Aunt Millie wouldn't stand a chance. Curling takes a lot of talent, finesse and skill.
That was part of the lesson learned by Robillard and the 400 other novices who signed up for a series of "Learn to Curl" lessons offered this week as part of the 2014 USA Curling National Championships. The eight-day competition is being held at IceWorks through Saturday.
The sport, with roots that go back to 16th century Scotland, routinely experiences a spurt in popularity after the Olympics spotlight, said Terry Kolesar, communications director for the U.S. Curling Association, the sport's national governing body.
The learn-to-curl lessons, now a regular part of the annual national championships, are designed to introduce people to the sport, stir interest, and help local clubs increase their membership, Kolesar said.
This year's sessions at IceWorks sold out quickly, said Anthony Lorusso, the complex's director of social media. Individuals, families, groups, and businesses snapped up the $10-per-30-minute session tickets. So far, students have been as young as 5 and as old as 60-something.

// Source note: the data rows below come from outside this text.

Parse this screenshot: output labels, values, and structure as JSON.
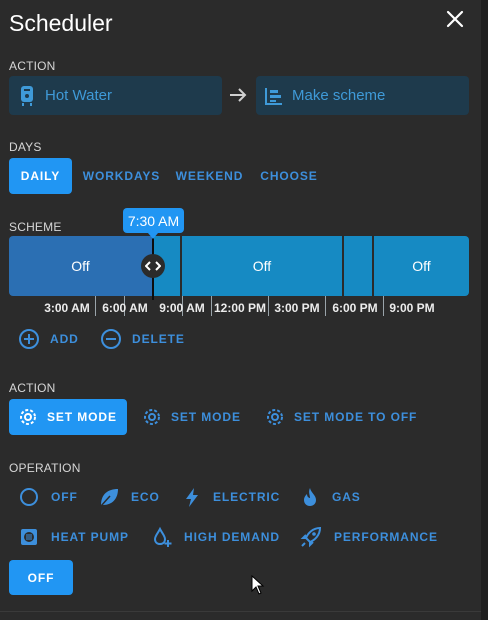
{
  "dialog": {
    "title": "Scheduler",
    "close_icon": "close-icon"
  },
  "action": {
    "label": "ACTION",
    "entity": {
      "icon": "water-heater-icon",
      "text": "Hot Water"
    },
    "arrow_icon": "arrow-right-icon",
    "service": {
      "icon": "timeline-icon",
      "text": "Make scheme"
    }
  },
  "days": {
    "label": "DAYS",
    "options": [
      "DAILY",
      "WORKDAYS",
      "WEEKEND",
      "CHOOSE"
    ],
    "selected": "DAILY"
  },
  "scheme": {
    "label": "SCHEME",
    "tooltip": "7:30 AM",
    "segments": [
      "Off",
      "",
      "Off",
      "",
      "Off"
    ],
    "time_labels": [
      "3:00 AM",
      "6:00 AM",
      "9:00 AM",
      "12:00 PM",
      "3:00 PM",
      "6:00 PM",
      "9:00 PM"
    ],
    "add_label": "ADD",
    "delete_label": "DELETE",
    "colors": {
      "selected_segment": "#2b6fb3",
      "segment": "#168ac3"
    }
  },
  "mode": {
    "label": "ACTION",
    "options": [
      "SET MODE",
      "SET MODE",
      "SET MODE TO OFF"
    ],
    "selected_index": 0
  },
  "operation": {
    "label": "OPERATION",
    "options": [
      {
        "text": "OFF",
        "icon": "circle-outline-icon"
      },
      {
        "text": "ECO",
        "icon": "leaf-icon"
      },
      {
        "text": "ELECTRIC",
        "icon": "flash-icon"
      },
      {
        "text": "GAS",
        "icon": "fire-icon"
      },
      {
        "text": "HEAT PUMP",
        "icon": "heat-pump-icon"
      },
      {
        "text": "HIGH DEMAND",
        "icon": "water-plus-icon"
      },
      {
        "text": "PERFORMANCE",
        "icon": "rocket-icon"
      }
    ],
    "selected": "OFF"
  },
  "accent": "#2196f3"
}
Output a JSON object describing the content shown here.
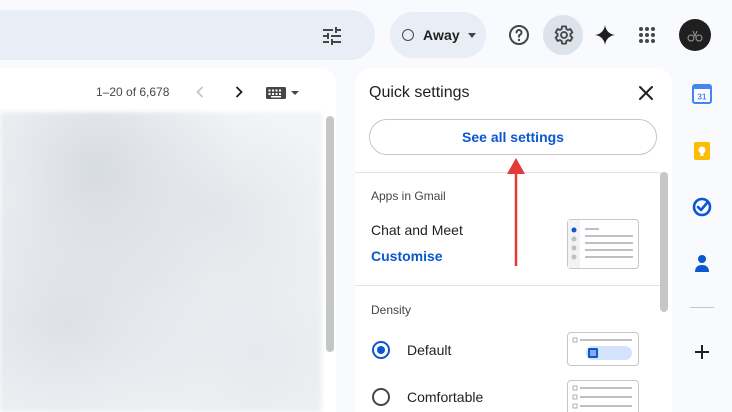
{
  "header": {
    "status_label": "Away"
  },
  "mail_list": {
    "pager_text": "1–20 of 6,678"
  },
  "quick_settings": {
    "title": "Quick settings",
    "see_all_label": "See all settings",
    "apps_heading": "Apps in Gmail",
    "chat_meet_label": "Chat and Meet",
    "customise_label": "Customise",
    "density_heading": "Density",
    "density_options": [
      {
        "label": "Default",
        "selected": true
      },
      {
        "label": "Comfortable",
        "selected": false
      }
    ]
  },
  "side_rail": {
    "icons": [
      "calendar-icon",
      "keep-icon",
      "tasks-icon",
      "contacts-icon",
      "add-icon"
    ],
    "calendar_day": "31"
  },
  "colors": {
    "accent": "#0b57d0",
    "annotation_arrow": "#e53935"
  }
}
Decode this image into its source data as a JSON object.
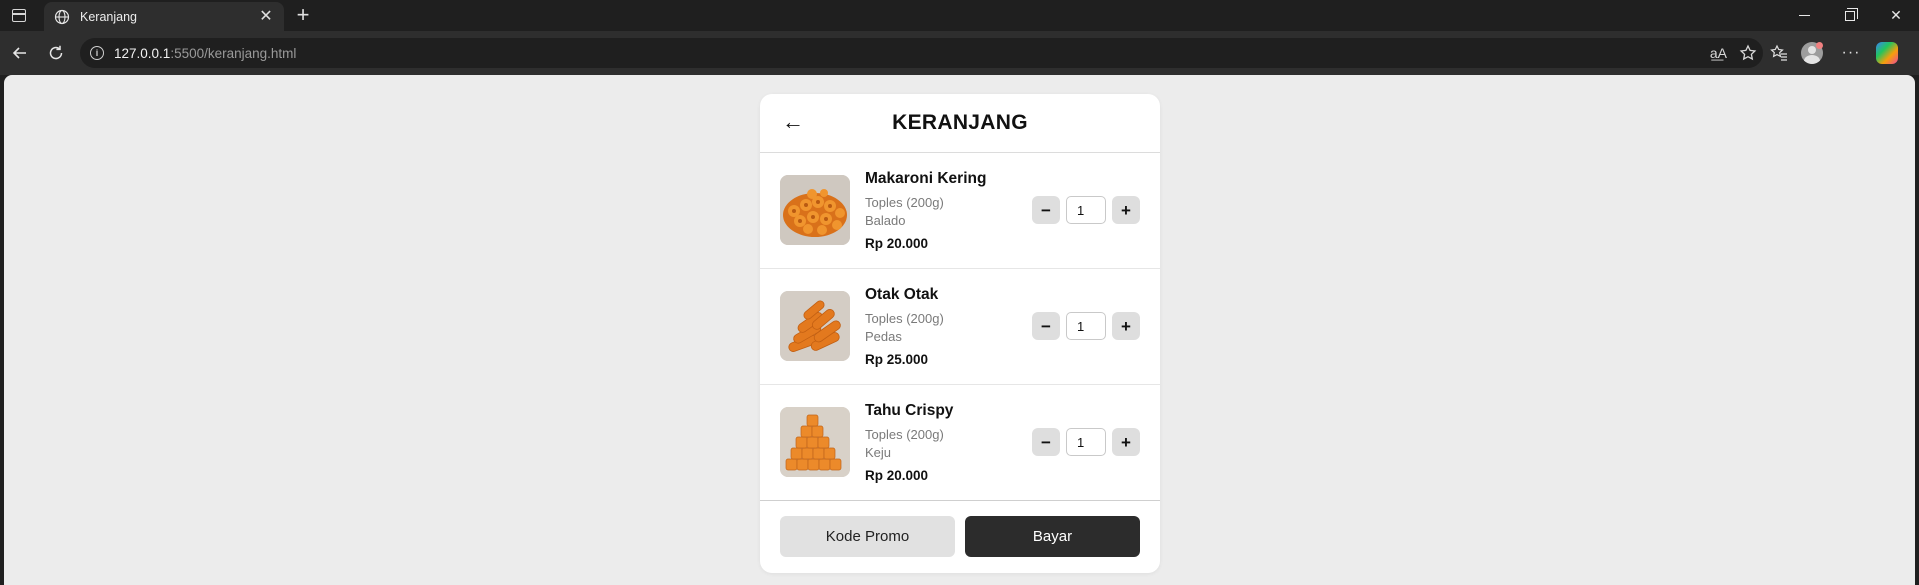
{
  "browser": {
    "tab_title": "Keranjang",
    "url_host": "127.0.0.1",
    "url_rest": ":5500/keranjang.html"
  },
  "page": {
    "title": "KERANJANG",
    "back_label": "←"
  },
  "cart": {
    "items": [
      {
        "name": "Makaroni Kering",
        "package": "Toples (200g)",
        "flavor": "Balado",
        "price": "Rp 20.000",
        "quantity": "1",
        "image_icon": "macaroni-image"
      },
      {
        "name": "Otak Otak",
        "package": "Toples (200g)",
        "flavor": "Pedas",
        "price": "Rp 25.000",
        "quantity": "1",
        "image_icon": "otak-otak-image"
      },
      {
        "name": "Tahu Crispy",
        "package": "Toples (200g)",
        "flavor": "Keju",
        "price": "Rp 20.000",
        "quantity": "1",
        "image_icon": "tahu-crispy-image"
      }
    ],
    "minus_label": "−",
    "plus_label": "+"
  },
  "footer": {
    "promo_label": "Kode Promo",
    "pay_label": "Bayar"
  },
  "colors": {
    "page_bg": "#ececec",
    "card_bg": "#ffffff",
    "primary_button": "#2c2c2c",
    "secondary_button": "#e1e1e1",
    "food_orange": "#e8791c"
  }
}
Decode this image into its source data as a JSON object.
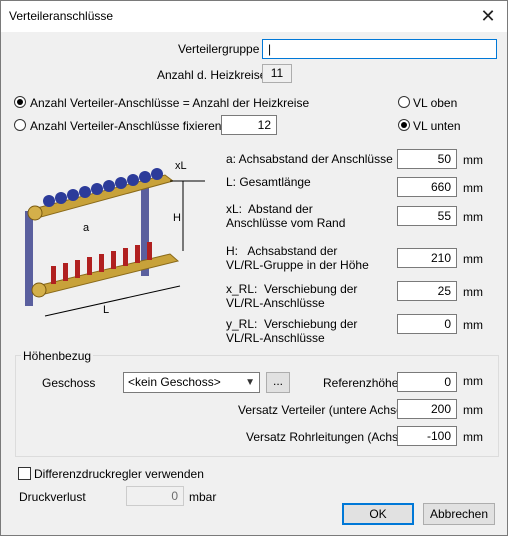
{
  "window": {
    "title": "Verteileranschlüsse"
  },
  "top": {
    "group_label": "Verteilergruppe",
    "group_value": "|",
    "heat_circuits_label": "Anzahl d. Heizkreise",
    "heat_circuits_value": "11"
  },
  "options": {
    "radio_equal": "Anzahl Verteiler-Anschlüsse = Anzahl der Heizkreise",
    "radio_fixed": "Anzahl Verteiler-Anschlüsse fixieren",
    "fixed_value": "12",
    "vl_oben": "VL oben",
    "vl_unten": "VL unten"
  },
  "params": [
    {
      "label": "a:   Achsabstand der Anschlüsse",
      "value": "50",
      "unit": "mm"
    },
    {
      "label": "L:   Gesamtlänge",
      "value": "660",
      "unit": "mm"
    },
    {
      "label": "xL:  Abstand der\nAnschlüsse vom Rand",
      "value": "55",
      "unit": "mm"
    },
    {
      "label": "H:   Achsabstand der\nVL/RL-Gruppe in der Höhe",
      "value": "210",
      "unit": "mm"
    },
    {
      "label": "x_RL:  Verschiebung der\nVL/RL-Anschlüsse",
      "value": "25",
      "unit": "mm"
    },
    {
      "label": "y_RL:  Verschiebung der\nVL/RL-Anschlüsse",
      "value": "0",
      "unit": "mm"
    }
  ],
  "diagram": {
    "xl": "xL",
    "h": "H",
    "a": "a",
    "l": "L"
  },
  "height_ref": {
    "title": "Höhenbezug",
    "floor_label": "Geschoss",
    "floor_value": "<kein Geschoss>",
    "more_button": "...",
    "ref_height_label": "Referenzhöhe",
    "ref_height_value": "0",
    "offset_dist_label": "Versatz Verteiler (untere Achse)",
    "offset_dist_value": "200",
    "offset_pipe_label": "Versatz Rohrleitungen (Achse)",
    "offset_pipe_value": "-100",
    "unit": "mm"
  },
  "bottom": {
    "diff_regulator": "Differenzdruckregler verwenden",
    "pressure_label": "Druckverlust",
    "pressure_value": "0",
    "pressure_unit": "mbar",
    "ok": "OK",
    "cancel": "Abbrechen"
  }
}
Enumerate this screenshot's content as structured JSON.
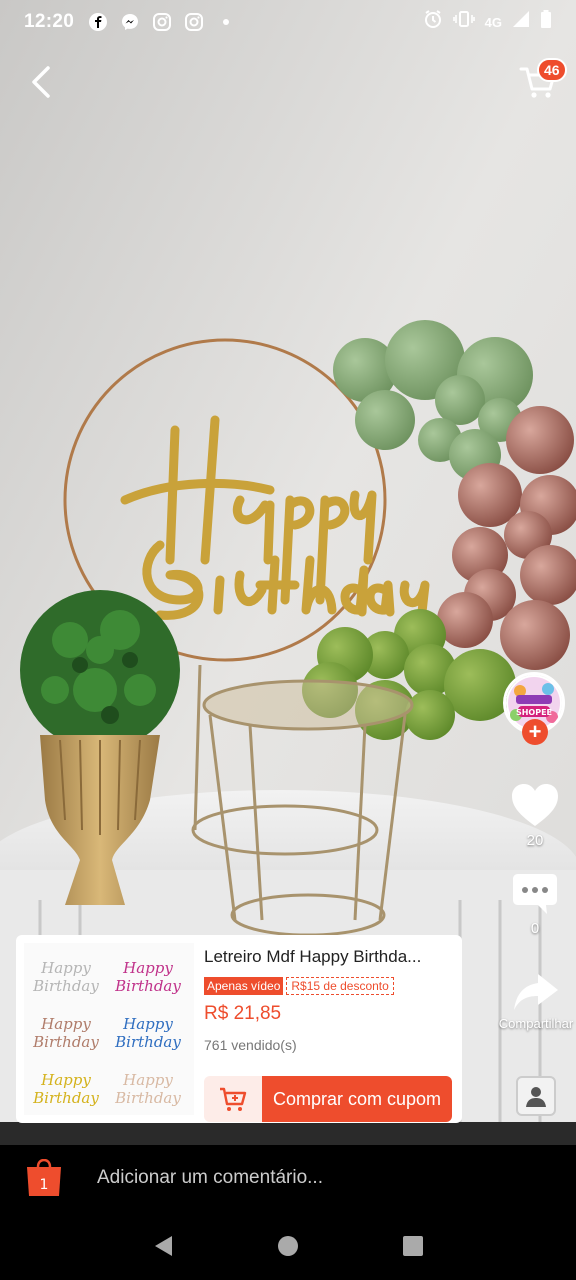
{
  "status_bar": {
    "time": "12:20",
    "network": "4G",
    "left_icons": [
      "facebook-icon",
      "messenger-icon",
      "instagram-icon",
      "instagram-icon",
      "dot-icon"
    ],
    "right_icons": [
      "alarm-icon",
      "vibrate-icon",
      "signal-icon",
      "battery-icon"
    ]
  },
  "top_nav": {
    "back_icon": "chevron-left-icon",
    "cart_icon": "cart-icon",
    "cart_count": "46"
  },
  "right_rail": {
    "creator_avatar_lettering": "ACHADINHOS DA SHOPEE",
    "likes": "20",
    "comments": "0",
    "share_label": "Compartilhar"
  },
  "video": {
    "sign_text": "Happy Birthday"
  },
  "product": {
    "title": "Letreiro Mdf Happy Birthda...",
    "promo_video": "Apenas vídeo",
    "promo_coupon": "R$15 de desconto",
    "price": "R$ 21,85",
    "sold": "761 vendido(s)",
    "buy_label": "Comprar com cupom",
    "thumb_variant_colors": [
      "#b5b5b5",
      "#c0328a",
      "#b07c6a",
      "#2f6ec0",
      "#d4b21c",
      "#d8b9a3"
    ],
    "thumb_text": "Happy Birthday"
  },
  "comment_bar": {
    "shopee_badge": "1",
    "placeholder": "Adicionar um comentário..."
  },
  "colors": {
    "accent": "#ee4d2d",
    "balloon_green": "#8aab79",
    "balloon_rose": "#a86a5e",
    "gold": "#c9a23a"
  }
}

Curlers from clubs in Bucks County, Philadelphia, Irvington, N.Y., and Plainfield, N.J., volunteered to teach the classes.
"When you say curling, people perk up and say, 'Oh, the sweeping game,' " said Delany Brittain of Havertown, a writer and curler who is teaching this week.
Often that is the extent of a new student's knowledge, said Brittain, of the Philadelphia Curling Club. The lessons are a primer on the sport known as "chess on ice," in which the goal is to propel granite discs (called stones) down a 150-foot icy alleyway to a bullseye and outscore the opposing team. The sweeping motion affects the direction and speed at which the discs travel toward the bullseye, also known as "the house."
During the session, students learn how to push the stone without falling and how to sweep, said teacher Dean Roth of the Plainfield Curling Club.
On Tuesday, Robillard was joined by his wife, Debby, who had purchased the lesson tickets after waking up in the wee hours of the morning to watch Olympic curling from Russia and sip her morning coffee.
"Every four years, I'd think, 'I really want to learn to do that,' " Debby Robillard said. The couple spent the day at IceWorks, learning to curl and watching the competition.
Steven Shimp, a financial adviser from Wilmington, and his 8-year-old daughter, Olivia, took lessons with Shimp's colleague from Ameriprise, a financial planning firm that planned the group outing.
Two of the four people in Shimp's group slipped several times during the 30-minute session. Despite that, the best part of the day was trading high finance for ice time, Shimp said, and "having Olivia try something new."
Barbara Bookhart of New Castle, Del., made her first attempt at pushing the stone down the ice and landed on her rear.
But soon, she felt more comfortable on the slick surface.
"It's not as bad as the black ice we've had to deal with outside," said Bookhart, 59, a retired secretary.
Her husband, Win, 49, an agricultural scientist who studies the composition of pesticides, described the game as one that requires the skill to push a stone 510 yards and land it within an inch of a designated spot.
Said Win Bookhart: "Agricultural science is easier."
U.S. Curling Championships
What: U.S. National Curling Championships.
Where: IceWorks Skating Complex, 3100 W. Dutton Mill Rd., Aston.
Schedule: Women - quarterfinals, Thursday, 8 p.m.; semifinals, Friday, 4 p.m.; finals, Saturday, 10 a.m. Men - quarterfinals, Friday, noon; semifinals, Friday, 8 p.m.; finals, Saturday, 3 p.m.
For more info: Call 610-497-2200 or visit www.iceworks.net